I’ll start of by saying that I don’t know the answer to this question. Disappointing as that might be, I think it’s fair to say that neither does anyone else right now.  Sure, there are lots of models being proposed but I’m not seeing a consensus amongst vendors or customers. So why bother writing? Well it’s an interesting topic and I’m fresh from being a Socratic observer of a beer and tater tot (google it non-US based readers, they are wrong, but they are good) fueled ‘debate’ between two of my colleagues who are far more knowledgeable than me. What I managed to establish though my usual habit of asking dumb questions was this:-

1) There is a clear need for appropriate east-west application traffic control. Lots of the high profile attacks have breached the security perimeter in one location and spread horizontally to high value systems.

2) There are a number of ways to remediate this weakness

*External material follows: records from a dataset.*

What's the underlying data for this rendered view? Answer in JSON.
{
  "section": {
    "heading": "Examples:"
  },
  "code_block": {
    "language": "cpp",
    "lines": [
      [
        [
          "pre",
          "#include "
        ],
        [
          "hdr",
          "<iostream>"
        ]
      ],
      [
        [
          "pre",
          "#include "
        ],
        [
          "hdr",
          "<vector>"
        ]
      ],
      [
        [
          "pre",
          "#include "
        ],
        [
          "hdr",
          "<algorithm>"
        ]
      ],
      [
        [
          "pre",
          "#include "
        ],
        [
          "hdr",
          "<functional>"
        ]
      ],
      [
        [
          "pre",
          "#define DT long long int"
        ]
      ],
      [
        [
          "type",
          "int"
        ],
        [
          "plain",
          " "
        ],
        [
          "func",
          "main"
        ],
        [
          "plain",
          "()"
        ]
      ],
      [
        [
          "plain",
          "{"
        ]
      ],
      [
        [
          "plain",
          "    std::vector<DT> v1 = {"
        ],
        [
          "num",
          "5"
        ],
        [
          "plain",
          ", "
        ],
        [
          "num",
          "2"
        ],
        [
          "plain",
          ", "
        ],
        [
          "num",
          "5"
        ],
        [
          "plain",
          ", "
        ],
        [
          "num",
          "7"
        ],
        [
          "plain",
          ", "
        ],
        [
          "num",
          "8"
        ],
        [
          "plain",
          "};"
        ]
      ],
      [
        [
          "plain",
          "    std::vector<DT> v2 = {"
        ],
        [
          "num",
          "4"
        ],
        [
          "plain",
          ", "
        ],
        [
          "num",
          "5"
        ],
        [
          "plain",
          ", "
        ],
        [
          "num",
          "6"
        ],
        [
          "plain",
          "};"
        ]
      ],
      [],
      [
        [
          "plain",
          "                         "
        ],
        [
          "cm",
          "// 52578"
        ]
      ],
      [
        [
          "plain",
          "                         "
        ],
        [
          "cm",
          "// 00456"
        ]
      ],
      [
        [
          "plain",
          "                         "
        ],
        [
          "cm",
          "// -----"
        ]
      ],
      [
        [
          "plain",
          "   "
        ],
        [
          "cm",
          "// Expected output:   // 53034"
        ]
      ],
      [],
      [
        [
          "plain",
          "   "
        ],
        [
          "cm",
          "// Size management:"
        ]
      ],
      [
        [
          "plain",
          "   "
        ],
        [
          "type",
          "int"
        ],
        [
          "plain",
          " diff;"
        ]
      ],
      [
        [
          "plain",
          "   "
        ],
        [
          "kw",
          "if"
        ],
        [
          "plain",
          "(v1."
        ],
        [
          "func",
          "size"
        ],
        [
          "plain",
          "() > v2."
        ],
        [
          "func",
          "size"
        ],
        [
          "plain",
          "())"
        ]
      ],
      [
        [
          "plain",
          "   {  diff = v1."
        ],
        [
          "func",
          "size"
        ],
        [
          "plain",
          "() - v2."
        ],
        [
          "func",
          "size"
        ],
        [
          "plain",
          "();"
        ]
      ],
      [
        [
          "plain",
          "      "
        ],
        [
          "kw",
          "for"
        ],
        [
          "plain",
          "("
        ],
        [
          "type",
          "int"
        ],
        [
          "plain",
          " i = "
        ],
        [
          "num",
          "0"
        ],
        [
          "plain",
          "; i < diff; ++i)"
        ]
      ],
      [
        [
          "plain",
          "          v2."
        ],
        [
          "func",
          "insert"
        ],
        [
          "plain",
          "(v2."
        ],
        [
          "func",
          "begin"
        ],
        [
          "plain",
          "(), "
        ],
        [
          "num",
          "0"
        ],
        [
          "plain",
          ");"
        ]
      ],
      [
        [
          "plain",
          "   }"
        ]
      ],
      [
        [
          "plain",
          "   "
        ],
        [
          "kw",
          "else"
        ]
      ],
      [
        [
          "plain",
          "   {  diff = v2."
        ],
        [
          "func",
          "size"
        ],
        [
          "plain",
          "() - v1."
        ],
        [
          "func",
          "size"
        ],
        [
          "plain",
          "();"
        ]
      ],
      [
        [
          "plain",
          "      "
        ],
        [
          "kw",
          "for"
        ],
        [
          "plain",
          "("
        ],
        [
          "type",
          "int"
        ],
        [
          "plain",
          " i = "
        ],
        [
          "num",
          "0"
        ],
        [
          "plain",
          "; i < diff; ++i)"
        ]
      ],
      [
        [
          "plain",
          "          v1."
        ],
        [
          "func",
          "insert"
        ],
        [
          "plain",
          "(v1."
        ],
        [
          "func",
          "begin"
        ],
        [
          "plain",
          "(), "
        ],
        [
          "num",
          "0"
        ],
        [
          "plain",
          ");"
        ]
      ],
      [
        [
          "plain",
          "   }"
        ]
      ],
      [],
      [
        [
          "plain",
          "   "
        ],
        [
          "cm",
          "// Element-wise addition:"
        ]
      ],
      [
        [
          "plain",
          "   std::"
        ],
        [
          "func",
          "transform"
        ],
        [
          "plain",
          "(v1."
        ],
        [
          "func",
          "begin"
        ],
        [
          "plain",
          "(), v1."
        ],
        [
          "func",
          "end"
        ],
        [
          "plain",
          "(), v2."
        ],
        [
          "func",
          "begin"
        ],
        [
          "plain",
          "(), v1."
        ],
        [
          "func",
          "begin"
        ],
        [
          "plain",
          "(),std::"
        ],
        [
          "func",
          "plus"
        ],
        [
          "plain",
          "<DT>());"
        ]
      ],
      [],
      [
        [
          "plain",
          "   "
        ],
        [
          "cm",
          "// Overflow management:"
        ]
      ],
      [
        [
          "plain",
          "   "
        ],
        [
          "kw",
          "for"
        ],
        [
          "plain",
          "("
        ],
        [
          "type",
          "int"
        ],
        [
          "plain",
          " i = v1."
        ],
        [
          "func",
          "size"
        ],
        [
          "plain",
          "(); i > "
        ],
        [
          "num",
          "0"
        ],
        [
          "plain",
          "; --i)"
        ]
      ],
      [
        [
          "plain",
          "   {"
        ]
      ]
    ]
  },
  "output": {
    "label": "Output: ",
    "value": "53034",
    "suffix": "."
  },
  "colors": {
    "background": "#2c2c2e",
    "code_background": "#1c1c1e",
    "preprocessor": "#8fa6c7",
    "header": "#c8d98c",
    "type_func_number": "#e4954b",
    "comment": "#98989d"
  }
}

3) Without better application traffic flow visualization and more automated policy management, they are all going to suck.

 

So whether you believe that the way to solve this issue is ‘micorsegmentation’ – deploying firewall-like technology to secure traffic on  source:destination:port between all machines or that a robust trust mechanism using digital certificates to establish identity between devices is best, it’s pretty clear to me that you’re not going to be managing it in a spreadsheet. Furthermore to make the whole thing workable the config has to be tied to the application and exist in that context, not in the context of the infrastructure components providing the service – or every time you shift an application around you are going to have a huge reconfiguration headache. Your security configuration is going to have to be driven from the same orchestration system that manages the rest of the infrastructure. To add another requirement in here, unless you are a lucky enough to be designing a ‘green field’ environment you are going to need tools to accurately map and classify the data flows in your infrastructure, and then use that data to drive the policy creation.  It’s all going to have to hang together – which implies a set of robust and comprehensive API’s. The good news is that all the buzz around software defined data centers is helping drive some of the integration we are going to need. The bad news is that I don’t see that it’s there yet.

So in summary: Deciding the controls to use in your east-west security is only (or maybe less than) half the battle. Finding automated ways to create, deploy and update the policy is going to be a challenge all security vendors, F5 included, will need to meet. Oh and tater tots and IPA make for a lively conversation.